Items from an interface collection
------------------------------------
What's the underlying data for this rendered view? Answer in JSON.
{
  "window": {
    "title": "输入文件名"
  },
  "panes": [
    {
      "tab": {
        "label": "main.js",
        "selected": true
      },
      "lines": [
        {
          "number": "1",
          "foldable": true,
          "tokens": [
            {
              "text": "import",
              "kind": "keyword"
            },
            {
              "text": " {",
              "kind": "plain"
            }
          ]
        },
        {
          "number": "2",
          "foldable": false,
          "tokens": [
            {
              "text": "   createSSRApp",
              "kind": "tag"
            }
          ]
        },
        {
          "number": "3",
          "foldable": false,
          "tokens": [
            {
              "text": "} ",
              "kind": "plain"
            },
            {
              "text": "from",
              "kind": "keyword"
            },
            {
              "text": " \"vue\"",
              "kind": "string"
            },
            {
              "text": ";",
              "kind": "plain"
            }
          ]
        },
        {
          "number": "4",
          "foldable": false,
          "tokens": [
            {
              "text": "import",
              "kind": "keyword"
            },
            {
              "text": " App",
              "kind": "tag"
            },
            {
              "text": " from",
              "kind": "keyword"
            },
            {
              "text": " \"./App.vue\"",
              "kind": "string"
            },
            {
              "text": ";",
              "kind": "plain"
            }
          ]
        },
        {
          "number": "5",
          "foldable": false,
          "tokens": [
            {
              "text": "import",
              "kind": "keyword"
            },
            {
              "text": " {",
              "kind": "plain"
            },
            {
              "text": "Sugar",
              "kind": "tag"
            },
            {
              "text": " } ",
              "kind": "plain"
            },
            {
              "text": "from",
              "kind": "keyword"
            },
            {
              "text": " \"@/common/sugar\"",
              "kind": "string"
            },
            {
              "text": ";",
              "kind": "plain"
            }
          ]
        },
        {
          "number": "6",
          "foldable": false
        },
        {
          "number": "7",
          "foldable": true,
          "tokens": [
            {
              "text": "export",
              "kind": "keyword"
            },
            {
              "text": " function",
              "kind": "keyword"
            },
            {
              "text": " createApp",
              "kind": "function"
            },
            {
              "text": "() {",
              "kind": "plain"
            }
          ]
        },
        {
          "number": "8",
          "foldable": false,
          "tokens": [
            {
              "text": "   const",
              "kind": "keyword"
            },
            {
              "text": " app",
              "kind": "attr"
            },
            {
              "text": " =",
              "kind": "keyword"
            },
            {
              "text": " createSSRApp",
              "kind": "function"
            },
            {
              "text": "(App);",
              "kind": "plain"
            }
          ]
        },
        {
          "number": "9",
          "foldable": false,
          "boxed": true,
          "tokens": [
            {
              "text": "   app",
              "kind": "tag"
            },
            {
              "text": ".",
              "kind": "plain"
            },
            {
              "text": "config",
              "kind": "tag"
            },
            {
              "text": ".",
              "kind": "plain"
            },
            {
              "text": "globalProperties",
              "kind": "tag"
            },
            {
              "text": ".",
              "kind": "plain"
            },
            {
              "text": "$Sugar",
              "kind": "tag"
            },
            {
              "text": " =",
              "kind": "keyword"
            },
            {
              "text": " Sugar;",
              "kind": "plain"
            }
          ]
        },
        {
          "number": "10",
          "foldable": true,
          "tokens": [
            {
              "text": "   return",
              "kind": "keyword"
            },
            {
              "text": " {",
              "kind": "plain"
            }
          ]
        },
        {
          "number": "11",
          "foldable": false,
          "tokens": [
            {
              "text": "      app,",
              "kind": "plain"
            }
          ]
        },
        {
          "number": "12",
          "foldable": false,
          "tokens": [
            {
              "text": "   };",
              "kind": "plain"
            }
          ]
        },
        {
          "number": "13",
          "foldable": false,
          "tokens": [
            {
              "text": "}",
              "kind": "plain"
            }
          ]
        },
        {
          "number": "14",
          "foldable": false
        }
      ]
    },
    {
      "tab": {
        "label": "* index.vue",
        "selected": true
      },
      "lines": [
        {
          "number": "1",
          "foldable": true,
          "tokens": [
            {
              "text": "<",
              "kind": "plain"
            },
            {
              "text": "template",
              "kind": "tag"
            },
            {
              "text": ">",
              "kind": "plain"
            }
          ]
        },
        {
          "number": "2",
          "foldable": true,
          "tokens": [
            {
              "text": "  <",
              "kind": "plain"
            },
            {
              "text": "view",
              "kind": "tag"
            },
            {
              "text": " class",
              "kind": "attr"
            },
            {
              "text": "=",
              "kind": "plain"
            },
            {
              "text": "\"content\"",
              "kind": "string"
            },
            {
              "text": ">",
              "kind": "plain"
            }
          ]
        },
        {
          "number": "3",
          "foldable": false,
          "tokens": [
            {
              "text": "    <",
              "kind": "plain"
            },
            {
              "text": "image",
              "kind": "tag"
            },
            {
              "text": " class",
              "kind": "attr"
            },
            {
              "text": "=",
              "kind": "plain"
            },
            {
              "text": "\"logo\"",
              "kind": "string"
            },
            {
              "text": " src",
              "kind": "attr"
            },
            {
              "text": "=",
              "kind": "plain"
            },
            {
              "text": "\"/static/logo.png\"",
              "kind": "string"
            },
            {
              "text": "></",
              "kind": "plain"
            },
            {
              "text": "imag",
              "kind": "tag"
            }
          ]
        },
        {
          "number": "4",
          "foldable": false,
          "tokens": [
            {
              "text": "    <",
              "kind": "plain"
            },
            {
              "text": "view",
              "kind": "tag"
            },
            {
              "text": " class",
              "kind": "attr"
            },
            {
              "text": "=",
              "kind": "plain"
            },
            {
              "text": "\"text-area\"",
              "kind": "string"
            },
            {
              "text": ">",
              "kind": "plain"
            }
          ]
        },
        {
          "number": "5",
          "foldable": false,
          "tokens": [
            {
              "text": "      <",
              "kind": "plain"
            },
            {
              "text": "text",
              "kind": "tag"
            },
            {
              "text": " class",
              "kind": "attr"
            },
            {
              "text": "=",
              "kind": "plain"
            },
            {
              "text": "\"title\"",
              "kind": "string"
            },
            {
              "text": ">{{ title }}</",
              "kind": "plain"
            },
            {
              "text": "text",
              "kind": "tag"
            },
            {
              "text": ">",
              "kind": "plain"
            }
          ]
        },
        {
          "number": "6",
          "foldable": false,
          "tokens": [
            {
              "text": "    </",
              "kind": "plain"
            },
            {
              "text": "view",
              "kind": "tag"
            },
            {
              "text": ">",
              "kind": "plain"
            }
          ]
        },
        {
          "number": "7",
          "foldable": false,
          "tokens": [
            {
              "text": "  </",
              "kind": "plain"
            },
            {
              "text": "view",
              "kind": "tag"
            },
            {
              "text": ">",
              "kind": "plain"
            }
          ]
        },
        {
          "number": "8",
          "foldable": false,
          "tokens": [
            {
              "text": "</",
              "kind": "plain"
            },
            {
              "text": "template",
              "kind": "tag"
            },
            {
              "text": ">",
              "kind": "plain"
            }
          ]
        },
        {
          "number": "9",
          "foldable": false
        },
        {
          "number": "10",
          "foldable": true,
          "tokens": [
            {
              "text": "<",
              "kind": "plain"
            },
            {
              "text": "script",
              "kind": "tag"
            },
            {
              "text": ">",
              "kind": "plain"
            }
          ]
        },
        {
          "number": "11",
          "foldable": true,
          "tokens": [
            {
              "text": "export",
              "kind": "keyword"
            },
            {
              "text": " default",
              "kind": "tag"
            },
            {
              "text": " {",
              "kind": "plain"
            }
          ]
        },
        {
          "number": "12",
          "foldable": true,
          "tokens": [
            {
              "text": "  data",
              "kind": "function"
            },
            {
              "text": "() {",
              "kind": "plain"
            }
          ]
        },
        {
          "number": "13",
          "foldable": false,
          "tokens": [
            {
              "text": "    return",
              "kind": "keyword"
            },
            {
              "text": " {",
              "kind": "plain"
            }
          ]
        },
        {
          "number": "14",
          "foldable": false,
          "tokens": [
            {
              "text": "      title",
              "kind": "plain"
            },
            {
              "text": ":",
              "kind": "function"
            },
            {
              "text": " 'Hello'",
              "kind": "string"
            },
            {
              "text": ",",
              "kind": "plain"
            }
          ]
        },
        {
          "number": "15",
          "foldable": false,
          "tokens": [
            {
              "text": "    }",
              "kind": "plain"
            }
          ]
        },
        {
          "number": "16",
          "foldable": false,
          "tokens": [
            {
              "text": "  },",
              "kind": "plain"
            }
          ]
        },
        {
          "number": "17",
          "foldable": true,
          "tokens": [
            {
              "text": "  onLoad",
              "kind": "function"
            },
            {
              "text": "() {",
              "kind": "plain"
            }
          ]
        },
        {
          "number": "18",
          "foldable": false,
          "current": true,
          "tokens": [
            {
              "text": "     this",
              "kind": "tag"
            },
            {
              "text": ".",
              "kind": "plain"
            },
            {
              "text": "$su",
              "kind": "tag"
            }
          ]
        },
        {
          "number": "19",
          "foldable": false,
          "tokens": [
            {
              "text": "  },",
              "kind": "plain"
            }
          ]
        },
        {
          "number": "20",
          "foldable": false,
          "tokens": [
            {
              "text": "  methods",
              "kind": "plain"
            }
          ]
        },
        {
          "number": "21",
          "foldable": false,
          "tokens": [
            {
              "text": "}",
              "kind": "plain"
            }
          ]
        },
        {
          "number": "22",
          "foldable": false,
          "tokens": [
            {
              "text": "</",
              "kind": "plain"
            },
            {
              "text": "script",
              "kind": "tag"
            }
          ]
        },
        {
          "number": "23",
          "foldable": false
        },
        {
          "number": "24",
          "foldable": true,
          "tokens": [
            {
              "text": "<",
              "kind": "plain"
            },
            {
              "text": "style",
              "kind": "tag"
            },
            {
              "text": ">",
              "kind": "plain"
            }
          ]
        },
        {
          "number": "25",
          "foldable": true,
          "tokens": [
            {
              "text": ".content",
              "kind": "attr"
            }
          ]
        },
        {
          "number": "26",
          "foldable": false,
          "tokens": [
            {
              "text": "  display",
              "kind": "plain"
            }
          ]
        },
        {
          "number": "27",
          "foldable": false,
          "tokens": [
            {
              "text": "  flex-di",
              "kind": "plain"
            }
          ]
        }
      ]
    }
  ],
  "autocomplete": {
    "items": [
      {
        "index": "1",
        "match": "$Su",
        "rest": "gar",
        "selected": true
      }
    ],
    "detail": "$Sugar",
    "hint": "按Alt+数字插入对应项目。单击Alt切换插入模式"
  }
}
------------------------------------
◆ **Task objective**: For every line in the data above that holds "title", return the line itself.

◆ **Answer for the task**:
    "title": "输入文件名"
              "text": "\"title\"",
              "text": ">{{ title }}</",
              "text": "      title",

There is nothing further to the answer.